In this article I want to describe Service applications in SharePoint 2010. Sharepoint 2010 service application is to replace SharePoint 2007 SSP (Shared Service Providers). Provide much more flexibility in terms of deployment, management, topology and capabilities.

Service Applications are actually nothing more than a logical concept. There is actually no such thing as a “Service Application”. The term is chucked around all over the shop and is destined to become as ubiquitous and misleading as “Web Front End”. You can’t just blame marketing. In the lead up to RTM, many SharePoint “experts” have been playing buzzword bingo with the term and giving false information about them, and even more worryingly, how to build them.

Of course SharePoint wouldn’t be SharePoint if it didn’t have totally confusing administrative interfaces and inconsistency in terminology. Central Administration is perhaps the worst culprit here.

The bottom line is forget about “Service Applications” other than as a term to describe the model of deployment for shared services in SharePoint 2010. Again, it’s a logical concept or container, nothing more.

There are a number of components within a “Service Application”. They are:

1. Service Instance
This is the meat of the thing, it’s the implementation of the functionality provided. Application binaries. It could include Windows Services, configuration, registry settings etc. SharePoint assets could include timer jobs, services, management pages etc. These bits are deployed to every server in the farm when the install is performed. When PSConfig(UI).exe is run you will see the status: “Successfully installed Service Instance: name of service”. Different service applications of course will have a different variety of bits.

2. Service Machine Instance
This is the machine or machines in the farm that run the “service”. It is often referred to as a “SharePoint Service”. You configure this using Services on Server. More than one machine can run the Service Machine Instance and by default, software round robin load balancing is provided. You do not need to implement Network Load Balancing of any incarnation. Certain services will also provide their own software load balancing scheme (e.g. Excel Calculation Services). Not all service applications have an associated service machine instance. Some service machine instances can only be started on one server in the farm unless there are multiple service applications.
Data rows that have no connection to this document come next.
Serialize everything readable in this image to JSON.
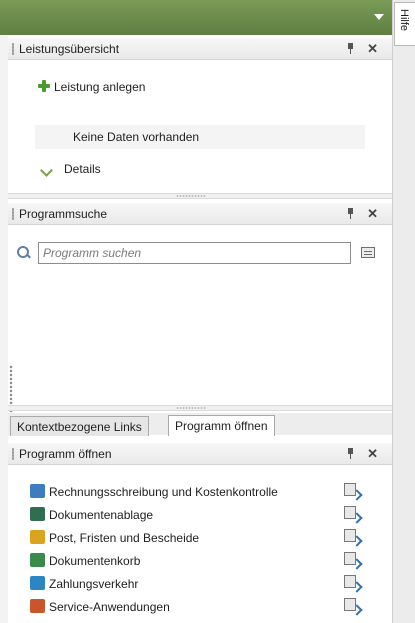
{
  "side_tab": {
    "label": "Hilfe"
  },
  "panel_leistung": {
    "title": "Leistungsübersicht",
    "add_label": "Leistung anlegen",
    "empty_text": "Keine Daten vorhanden",
    "details_label": "Details"
  },
  "panel_programmsuche": {
    "title": "Programmsuche",
    "search_placeholder": "Programm suchen"
  },
  "tabs": [
    {
      "label": "Kontextbezogene Links",
      "active": false
    },
    {
      "label": "Programm öffnen",
      "active": true
    }
  ],
  "panel_programm": {
    "title": "Programm öffnen",
    "items": [
      {
        "label": "Rechnungsschreibung und Kostenkontrolle",
        "icon": "invoice-icon",
        "color": "#3f7bbf"
      },
      {
        "label": "Dokumentenablage",
        "icon": "document-storage-icon",
        "color": "#2f6f4f"
      },
      {
        "label": "Post, Fristen und Bescheide",
        "icon": "mail-deadline-icon",
        "color": "#d9a521"
      },
      {
        "label": "Dokumentenkorb",
        "icon": "document-basket-icon",
        "color": "#3a8a4a"
      },
      {
        "label": "Zahlungsverkehr",
        "icon": "payment-icon",
        "color": "#2c86c4"
      },
      {
        "label": "Service-Anwendungen",
        "icon": "service-icon",
        "color": "#c9552b"
      }
    ]
  }
}
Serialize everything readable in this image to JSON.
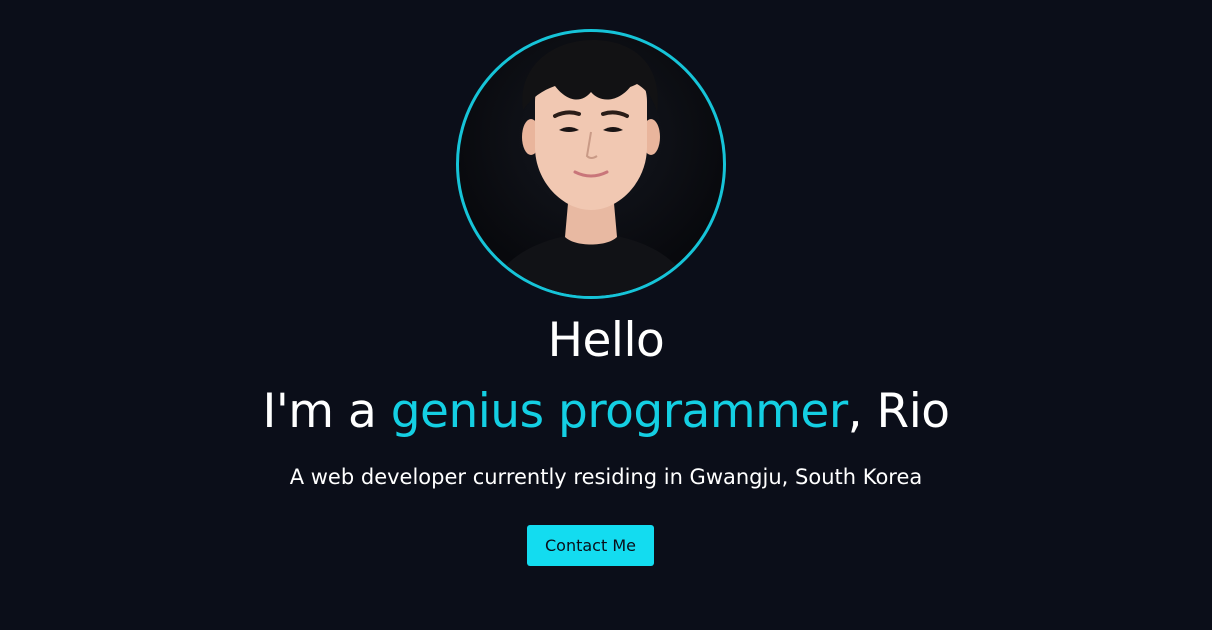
{
  "hero": {
    "greeting": "Hello",
    "headline_prefix": "I'm a ",
    "headline_accent": "genius programmer",
    "headline_suffix": ", Rio",
    "subtitle": "A web developer currently residing in Gwangju, South Korea",
    "contact_button_label": "Contact Me"
  },
  "colors": {
    "background": "#0b0e19",
    "accent": "#14cfe3",
    "button": "#13dcf0",
    "text": "#ffffff"
  },
  "avatar": {
    "icon": "profile-photo"
  }
}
Some Service Machine Instances have additional configuration.

Some “legacy” service machine instances exist, such as the Document Conversions Services, for which there is not an associated Service Application. In addition services such as the Claims to Windows Token Service and the Sandbox Code Service are just SharePoint wrappers for a Windows Service.

3. Service Application Endpoint

When you start a service machine instance for which there is an associated Service Application, an IIS Virtual Application will be created within the SharePoint Web Services IIS Web site. This will include the Service Application Endpoint (a WCF or ASMX). Each service application must expose a service application endpoint. The service application endpoint is only created on the machine(s) hosting the service machine instance.

4. Service Application
This is the logical container of the service, what is exposed through Manage Service Applications. It includes the management aspects of the service and configuration. When created the associated databases (if any) and configuration will also be created. The service application endpoint is not created until an associated service machine instance is started. There can be more than one instance of a particular service application.

Pages for managing the Service Application are hosted in Central Administration and are called using a GUID in the query string. Service Applications are global to the farm.

5. Service Connection (aka Service Application Proxy)
This is a virtual link between consumers (e.g. Web Applications) and the service. This is an interface for consuming applications and services that understands the load balancing scheme for a service and how to speak to the service machine instance(s). This is not a WCF proxy. The Service Connection also enables inter-farm services. Some Service Connections include settings which are specific to a given connection. The UI calls them Service Connections, but they are more commonly known as Service Application proxies – the term used by PowerShell.

6. Consumers
Consumers are any component that uses the service. Examples include Web Applications, a page, another service application, etc. All the consumer needs is a reference to the service connection.

Not all service applications are equal. This is SharePoint after all

1. Core
Service applications which are provisioned by PSConfig(UI).exe: Topology and STS, for which there is no or little configuration.

2. General Purpose
Service applications for which no associated service machine instance is exposed for configuration, such as the State Service.

3. Simple
Service applications that have relatively little configuration or moving parts, for example the Access Database Service or the Subscription Settings Service.

4. Medium
Service applications that have a relatively small amount of moving parts, such as the Managed Metadata Service.

5. Complex
Service applications that have a relatively complex amount of configuration and moving parts, such as SharePoint Server Search Service or User Profile Service (which have multiple Service Machine Instances).

Not all service applications are created, configured or managed in the same way. There is a ways to go in striving for this consistency and in some cases it is not prudent anyway.

As a general recommendation, the order of creation should be:

  1. Create the Service Application and Proxy
  2. Configure the Service Machine Instance

In some cases this order is enforced, in others it doesn’t matter.